    1. I'll have to look up Raymond in all of those roles. :) I wasn't aware of any of them. (Except Ironside, of course.)

      You're welcome! I'm glad you enjoyed it, and that you've discovered you can now watch MeTV!

  6. Disaster on a Coastliner is on youtube and they just posted his A&E biography which I found interesting.He was so talented but seemed to have an extremely hard time professionally after Ironside ended.He struggled with his weight and his mothers death hit him very hard,
    What a nice site you have here Ladybug.

    1. Oh neat! Thanks; I'll definitely have to look into those. YouTube is a great treasure trove of rare things.

      Poor Raymond. That's sad. I like that he must have been close to his mother, though.

      Thank you so much! :)

    2. Yes and his younger brother, who also lived in LA and had many young children, died only a year and a half after their mother passed, died before his last child was even born. I believe he was only in his mid 50s.

    3. Oh wow, how tragic. It's always so sad when someone dies that young.

  7. I had just read an article about that.He died in July 1975.I saw a picture of his brother as an adult and he was quite slender.He was of the same build as his father.

    1. Could you maybe point me to that article, a link perhaps?

  8. Sure-it only gives the dates and has some pictures but here it is:I was curious as to the cause of death because as you say he was only 54 but that wasn't listed.

  9. I don't know if you've seen this picture of Raymond and his brother taken during his Perry Mason years.

    1. Find a Grave--thanks. I didn't know that site had listings for non-celebrities. How nice it is for people who wish to put up remembrances.

      Pinterest photo-

      - Looks very familiar. I saw photos of him and his brother a few times in magazines oodles and oodles and oodles of years ago but frankly I don't remember much of anything about them other than in one his brother wore a uniform . That must be the same one we see there on Pinterest. In the others, I think his brother was in regular clothes and there were some other people with them but I don't know who. It was a long time ago.
      I see a resemblance between them from the upper lip down.

      Thanks for the link.

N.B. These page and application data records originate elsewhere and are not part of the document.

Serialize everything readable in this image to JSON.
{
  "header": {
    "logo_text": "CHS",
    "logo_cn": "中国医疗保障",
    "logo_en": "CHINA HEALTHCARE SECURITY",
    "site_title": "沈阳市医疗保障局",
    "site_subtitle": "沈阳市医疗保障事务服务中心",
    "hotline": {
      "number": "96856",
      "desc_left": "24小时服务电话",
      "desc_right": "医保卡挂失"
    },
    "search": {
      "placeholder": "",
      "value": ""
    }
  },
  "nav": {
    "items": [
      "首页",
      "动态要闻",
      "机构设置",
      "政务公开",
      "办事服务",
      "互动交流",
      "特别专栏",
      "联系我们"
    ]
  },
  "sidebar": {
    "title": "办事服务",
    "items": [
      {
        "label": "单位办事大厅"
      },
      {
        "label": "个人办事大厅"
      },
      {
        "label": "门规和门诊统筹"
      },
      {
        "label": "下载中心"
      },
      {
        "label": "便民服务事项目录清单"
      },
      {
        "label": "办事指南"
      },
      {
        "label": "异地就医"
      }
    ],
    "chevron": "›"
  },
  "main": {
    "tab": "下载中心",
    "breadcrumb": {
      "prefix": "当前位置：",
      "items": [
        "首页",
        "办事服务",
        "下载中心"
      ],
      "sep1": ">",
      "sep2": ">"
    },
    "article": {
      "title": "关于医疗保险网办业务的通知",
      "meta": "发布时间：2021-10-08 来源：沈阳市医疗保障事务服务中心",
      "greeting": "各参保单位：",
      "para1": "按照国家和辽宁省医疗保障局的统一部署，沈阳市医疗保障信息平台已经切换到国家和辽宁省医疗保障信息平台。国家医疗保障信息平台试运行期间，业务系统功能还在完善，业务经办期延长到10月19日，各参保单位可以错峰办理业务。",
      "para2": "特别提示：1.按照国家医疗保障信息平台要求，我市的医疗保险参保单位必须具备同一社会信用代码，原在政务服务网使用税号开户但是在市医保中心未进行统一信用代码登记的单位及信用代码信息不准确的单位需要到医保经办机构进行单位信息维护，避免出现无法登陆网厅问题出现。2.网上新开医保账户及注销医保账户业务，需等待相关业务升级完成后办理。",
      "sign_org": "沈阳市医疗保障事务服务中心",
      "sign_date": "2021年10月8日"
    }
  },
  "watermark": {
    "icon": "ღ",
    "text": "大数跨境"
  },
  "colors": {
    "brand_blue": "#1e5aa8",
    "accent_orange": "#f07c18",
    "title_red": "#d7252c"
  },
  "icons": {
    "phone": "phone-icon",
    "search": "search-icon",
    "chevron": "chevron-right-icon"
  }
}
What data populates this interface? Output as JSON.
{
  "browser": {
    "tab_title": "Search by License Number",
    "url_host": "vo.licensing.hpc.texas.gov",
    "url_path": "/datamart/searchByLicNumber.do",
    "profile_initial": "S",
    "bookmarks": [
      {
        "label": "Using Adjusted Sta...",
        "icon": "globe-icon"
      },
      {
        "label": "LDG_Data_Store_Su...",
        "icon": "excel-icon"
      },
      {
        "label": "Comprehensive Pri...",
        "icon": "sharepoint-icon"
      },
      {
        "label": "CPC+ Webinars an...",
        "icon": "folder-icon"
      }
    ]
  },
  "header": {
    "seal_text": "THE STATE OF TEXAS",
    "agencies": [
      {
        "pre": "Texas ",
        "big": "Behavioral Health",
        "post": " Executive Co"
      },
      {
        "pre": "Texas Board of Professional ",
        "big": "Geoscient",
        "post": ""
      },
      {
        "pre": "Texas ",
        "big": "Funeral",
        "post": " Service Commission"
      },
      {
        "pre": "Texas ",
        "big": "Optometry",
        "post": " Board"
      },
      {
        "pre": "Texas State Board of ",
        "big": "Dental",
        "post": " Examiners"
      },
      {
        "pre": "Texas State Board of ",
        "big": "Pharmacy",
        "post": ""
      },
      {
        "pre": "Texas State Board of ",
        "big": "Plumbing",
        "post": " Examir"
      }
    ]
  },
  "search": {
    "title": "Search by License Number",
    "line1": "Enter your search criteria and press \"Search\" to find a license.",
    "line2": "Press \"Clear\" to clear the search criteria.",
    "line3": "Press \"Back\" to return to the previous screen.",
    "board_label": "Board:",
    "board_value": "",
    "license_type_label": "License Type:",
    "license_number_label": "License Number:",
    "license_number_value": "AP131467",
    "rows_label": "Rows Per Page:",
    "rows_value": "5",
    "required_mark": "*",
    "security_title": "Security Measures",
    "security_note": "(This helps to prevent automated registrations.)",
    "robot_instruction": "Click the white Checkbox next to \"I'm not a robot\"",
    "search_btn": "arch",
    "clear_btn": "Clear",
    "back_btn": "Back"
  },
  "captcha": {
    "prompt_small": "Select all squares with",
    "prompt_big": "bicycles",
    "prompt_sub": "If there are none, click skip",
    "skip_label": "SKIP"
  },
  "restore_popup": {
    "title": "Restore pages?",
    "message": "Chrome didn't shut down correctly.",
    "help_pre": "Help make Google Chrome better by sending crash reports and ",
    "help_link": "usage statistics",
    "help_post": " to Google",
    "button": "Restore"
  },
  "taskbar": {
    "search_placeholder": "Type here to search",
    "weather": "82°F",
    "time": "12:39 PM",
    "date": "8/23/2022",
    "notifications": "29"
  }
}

  10. You're very welcome sorry it wasn't more substantive. I've read your comments about his charlie rose interview.I didn't see the interview since it was gone by then.I found your observations captivating and very astute.Thanks-Cindy